[Entries from a dataset of interfaces]
════════════════════

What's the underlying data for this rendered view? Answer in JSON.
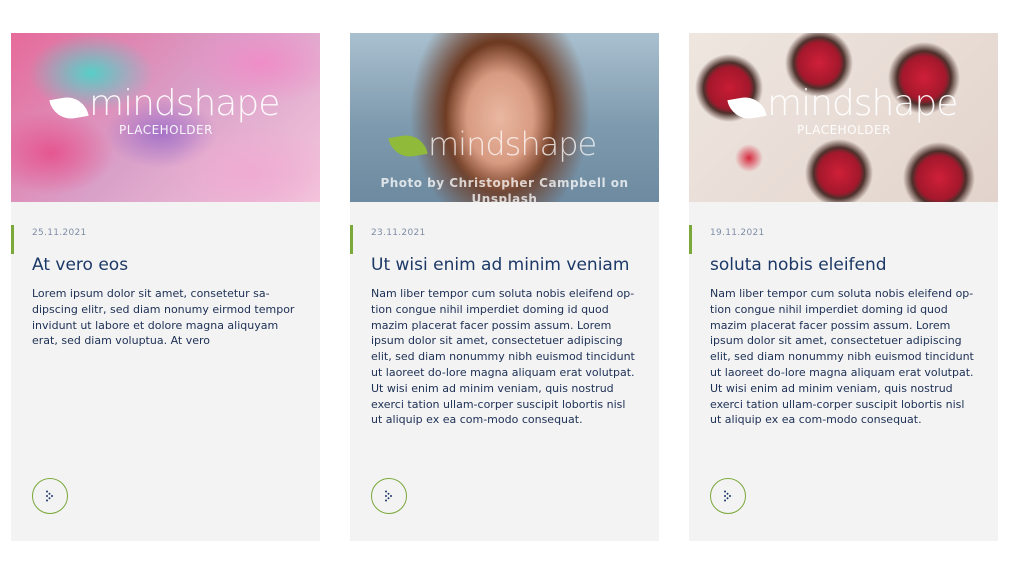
{
  "cards": [
    {
      "image": "donuts-photo",
      "watermark": {
        "brand": "mindshape",
        "sub": "PLACEHOLDER"
      },
      "credit": "",
      "date": "25.11.2021",
      "title": "At vero eos",
      "text": "Lorem ipsum dolor sit amet, consetetur sa-dipscing elitr, sed diam nonumy eirmod tempor invidunt ut labore et dolore magna aliquyam erat, sed diam voluptua. At vero",
      "button_icon": "arrow-right-icon"
    },
    {
      "image": "portrait-photo",
      "watermark": {
        "brand": "mindshape",
        "sub": ""
      },
      "credit": "Photo by Christopher Campbell on Unsplash",
      "date": "23.11.2021",
      "title": "Ut wisi enim ad minim veniam",
      "text": "Nam liber tempor cum soluta nobis eleifend op-tion congue nihil imperdiet doming id quod mazim placerat facer possim assum. Lorem ipsum dolor sit amet, consectetuer adipiscing elit, sed diam nonummy nibh euismod tincidunt ut laoreet do-lore magna aliquam erat volutpat. Ut wisi enim ad minim veniam, quis nostrud exerci tation ullam-corper suscipit lobortis nisl ut aliquip ex ea com-modo consequat.",
      "button_icon": "arrow-right-icon"
    },
    {
      "image": "raspberry-tarts-photo",
      "watermark": {
        "brand": "mindshape",
        "sub": "PLACEHOLDER"
      },
      "credit": "",
      "date": "19.11.2021",
      "title": "soluta nobis eleifend",
      "text": "Nam liber tempor cum soluta nobis eleifend op-tion congue nihil imperdiet doming id quod mazim placerat facer possim assum. Lorem ipsum dolor sit amet, consectetuer adipiscing elit, sed diam nonummy nibh euismod tincidunt ut laoreet do-lore magna aliquam erat volutpat. Ut wisi enim ad minim veniam, quis nostrud exerci tation ullam-corper suscipit lobortis nisl ut aliquip ex ea com-modo consequat.",
      "button_icon": "arrow-right-icon"
    }
  ],
  "colors": {
    "accent": "#7aa83a",
    "title": "#1c3866",
    "text": "#1c2f54",
    "date": "#7f8da6",
    "card_bg": "#f3f3f3"
  }
}
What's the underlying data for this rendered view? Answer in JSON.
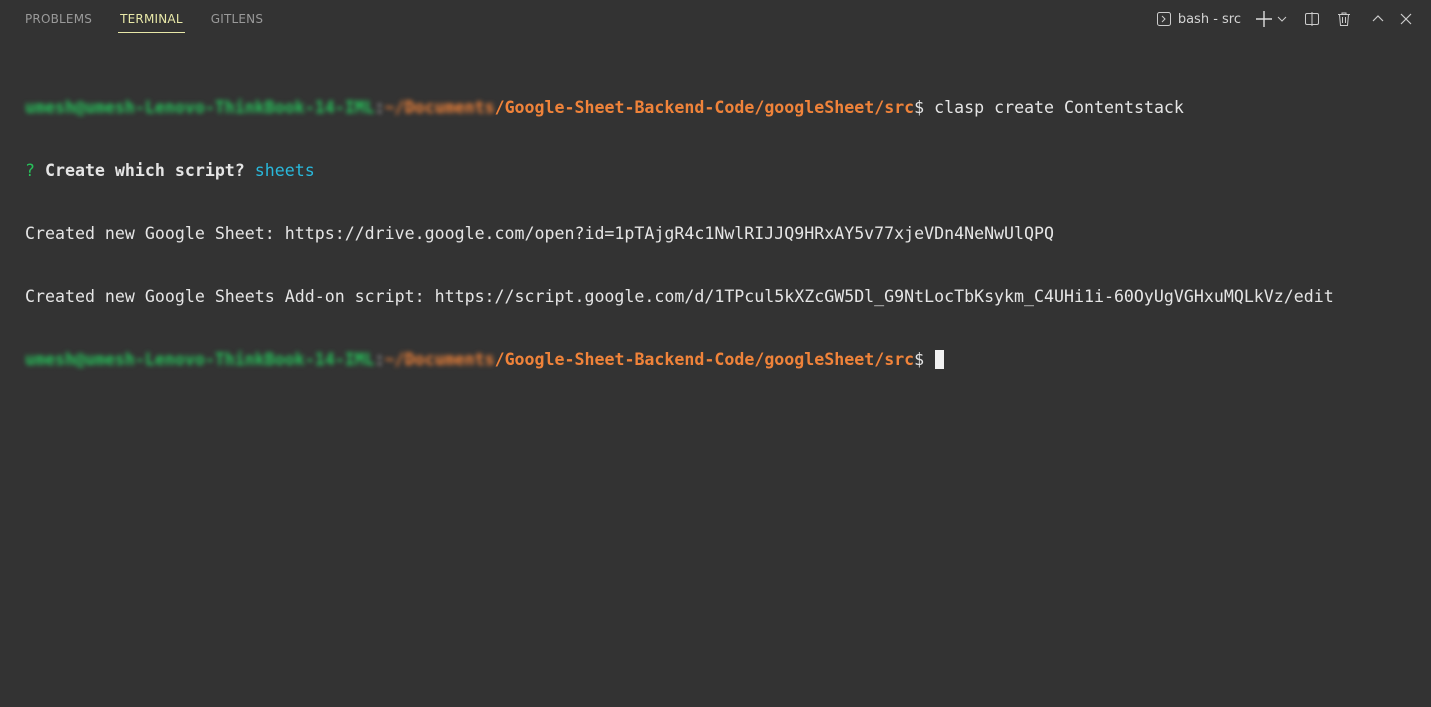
{
  "panel_tabs": [
    {
      "label": "PROBLEMS",
      "active": false
    },
    {
      "label": "TERMINAL",
      "active": true
    },
    {
      "label": "GITLENS",
      "active": false
    }
  ],
  "toolbar": {
    "shell_label": "bash - src",
    "icons": [
      "terminal-icon",
      "plus-icon",
      "chevron-down-icon",
      "split-icon",
      "trash-icon",
      "chevron-up-icon",
      "close-icon"
    ]
  },
  "terminal": {
    "prompt_user_host": "umesh@umesh-Lenovo-ThinkBook-14-IML",
    "prompt_sep": ":",
    "prompt_path_blurred": "~/Documents",
    "prompt_path": "/Google-Sheet-Backend-Code/googleSheet/src",
    "prompt_dollar": "$ ",
    "command": "clasp create Contentstack",
    "question_mark": "? ",
    "question": "Create which script?",
    "answer": "sheets",
    "output_1": "Created new Google Sheet: https://drive.google.com/open?id=1pTAjgR4c1NwlRIJJQ9HRxAY5v77xjeVDn4NeNwUlQPQ",
    "output_2": "Created new Google Sheets Add-on script: https://script.google.com/d/1TPcul5kXZcGW5Dl_G9NtLocTbKsykm_C4UHi1i-60OyUgVGHxuMQLkVz/edit"
  },
  "colors": {
    "background": "#333333",
    "prompt_user": "#27c15a",
    "prompt_path": "#f0833a",
    "answer": "#29b8db",
    "active_tab": "#e8e8a8"
  }
}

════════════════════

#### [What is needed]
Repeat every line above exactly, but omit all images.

#### [Solution for this exercise]
What's the underlying data for this rendered view? Answer in JSON.
{
  "cards": [
    {
      "image": "donuts-photo",
      "watermark": {
        "brand": "mindshape",
        "sub": "PLACEHOLDER"
      },
      "credit": "",
      "date": "25.11.2021",
      "title": "At vero eos",
      "text": "Lorem ipsum dolor sit amet, consetetur sa-dipscing elitr, sed diam nonumy eirmod tempor invidunt ut labore et dolore magna aliquyam erat, sed diam voluptua. At vero",
      "button_icon": "arrow-right-icon"
    },
    {
      "image": "portrait-photo",
      "watermark": {
        "brand": "mindshape",
        "sub": ""
      },
      "credit": "Photo by Christopher Campbell on Unsplash",
      "date": "23.11.2021",
      "title": "Ut wisi enim ad minim veniam",
      "text": "Nam liber tempor cum soluta nobis eleifend op-tion congue nihil imperdiet doming id quod mazim placerat facer possim assum. Lorem ipsum dolor sit amet, consectetuer adipiscing elit, sed diam nonummy nibh euismod tincidunt ut laoreet do-lore magna aliquam erat volutpat. Ut wisi enim ad minim veniam, quis nostrud exerci tation ullam-corper suscipit lobortis nisl ut aliquip ex ea com-modo consequat.",
      "button_icon": "arrow-right-icon"
    },
    {
      "image": "raspberry-tarts-photo",
      "watermark": {
        "brand": "mindshape",
        "sub": "PLACEHOLDER"
      },
      "credit": "",
      "date": "19.11.2021",
      "title": "soluta nobis eleifend",
      "text": "Nam liber tempor cum soluta nobis eleifend op-tion congue nihil imperdiet doming id quod mazim placerat facer possim assum. Lorem ipsum dolor sit amet, consectetuer adipiscing elit, sed diam nonummy nibh euismod tincidunt ut laoreet do-lore magna aliquam erat volutpat. Ut wisi enim ad minim veniam, quis nostrud exerci tation ullam-corper suscipit lobortis nisl ut aliquip ex ea com-modo consequat.",
      "button_icon": "arrow-right-icon"
    }
  ],
  "colors": {
    "accent": "#7aa83a",
    "title": "#1c3866",
    "text": "#1c2f54",
    "date": "#7f8da6",
    "card_bg": "#f3f3f3"
  }
}
What's the underlying data for this rendered view? Answer in JSON.
{
  "panel_tabs": [
    {
      "label": "PROBLEMS",
      "active": false
    },
    {
      "label": "TERMINAL",
      "active": true
    },
    {
      "label": "GITLENS",
      "active": false
    }
  ],
  "toolbar": {
    "shell_label": "bash - src",
    "icons": [
      "terminal-icon",
      "plus-icon",
      "chevron-down-icon",
      "split-icon",
      "trash-icon",
      "chevron-up-icon",
      "close-icon"
    ]
  },
  "terminal": {
    "prompt_user_host": "umesh@umesh-Lenovo-ThinkBook-14-IML",
    "prompt_sep": ":",
    "prompt_path_blurred": "~/Documents",
    "prompt_path": "/Google-Sheet-Backend-Code/googleSheet/src",
    "prompt_dollar": "$ ",
    "command": "clasp create Contentstack",
    "question_mark": "? ",
    "question": "Create which script?",
    "answer": "sheets",
    "output_1": "Created new Google Sheet: https://drive.google.com/open?id=1pTAjgR4c1NwlRIJJQ9HRxAY5v77xjeVDn4NeNwUlQPQ",
    "output_2": "Created new Google Sheets Add-on script: https://script.google.com/d/1TPcul5kXZcGW5Dl_G9NtLocTbKsykm_C4UHi1i-60OyUgVGHxuMQLkVz/edit"
  },
  "colors": {
    "background": "#333333",
    "prompt_user": "#27c15a",
    "prompt_path": "#f0833a",
    "answer": "#29b8db",
    "active_tab": "#e8e8a8"
  }
}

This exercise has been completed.